I can only recommend Advanced R by Hadley Wickham. I think it is at the same time incredibly rich in content and easy to read. You say you have zero knowledge in R, but I believe since you already have programming skills in other languages this book can complement very fruitfully any classical "R beginner manual" (for the latter see here).

$\endgroup$
0
$\begingroup$

The Art of R Programming by Normal Matloff is a great way to find your way towards being an R user. I've recommended this book to several people navigating the tutorial / book universe and to my knowledge they've all stuck with it.

$\endgroup$
0
$\begingroup$

The R Programming Wikibook is a nice collaborative handbook for R.

$\endgroup$
0
$\begingroup$

If you prefer quick hands-on/interactive tutorials, below are my suggestions -

Python - codeacademy, Google Python Class

R - CodeSchool's 'Try R' and DataCamp (suggested above)

$\endgroup$
0
$\begingroup$

Also, Green Tea Press offers free books on related topics such as an intro to Python and using python with Probability and Stats. http://www.greenteapress.com/index.html

$\endgroup$
0
$\begingroup$

I would recommend those materials:

$\endgroup$

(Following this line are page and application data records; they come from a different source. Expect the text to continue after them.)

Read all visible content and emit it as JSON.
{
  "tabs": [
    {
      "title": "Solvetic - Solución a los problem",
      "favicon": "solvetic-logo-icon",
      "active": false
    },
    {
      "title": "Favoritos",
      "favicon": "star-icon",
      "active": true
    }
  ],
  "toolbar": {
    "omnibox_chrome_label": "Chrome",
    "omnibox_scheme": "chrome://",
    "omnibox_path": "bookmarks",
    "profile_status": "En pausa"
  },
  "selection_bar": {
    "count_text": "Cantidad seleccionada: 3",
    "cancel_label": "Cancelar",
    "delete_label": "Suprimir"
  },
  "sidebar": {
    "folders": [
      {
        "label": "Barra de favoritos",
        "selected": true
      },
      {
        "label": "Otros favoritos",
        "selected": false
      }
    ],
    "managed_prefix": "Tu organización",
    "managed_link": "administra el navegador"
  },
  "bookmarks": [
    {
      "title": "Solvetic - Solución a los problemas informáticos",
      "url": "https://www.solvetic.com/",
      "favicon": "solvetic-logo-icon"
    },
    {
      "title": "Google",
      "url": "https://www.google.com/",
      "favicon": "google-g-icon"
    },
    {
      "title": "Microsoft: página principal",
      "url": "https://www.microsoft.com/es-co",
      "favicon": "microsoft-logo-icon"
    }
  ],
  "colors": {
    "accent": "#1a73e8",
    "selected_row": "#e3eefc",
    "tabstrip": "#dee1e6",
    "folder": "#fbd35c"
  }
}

Not the answer you're looking for? Browse other questions tagged or ask your own question.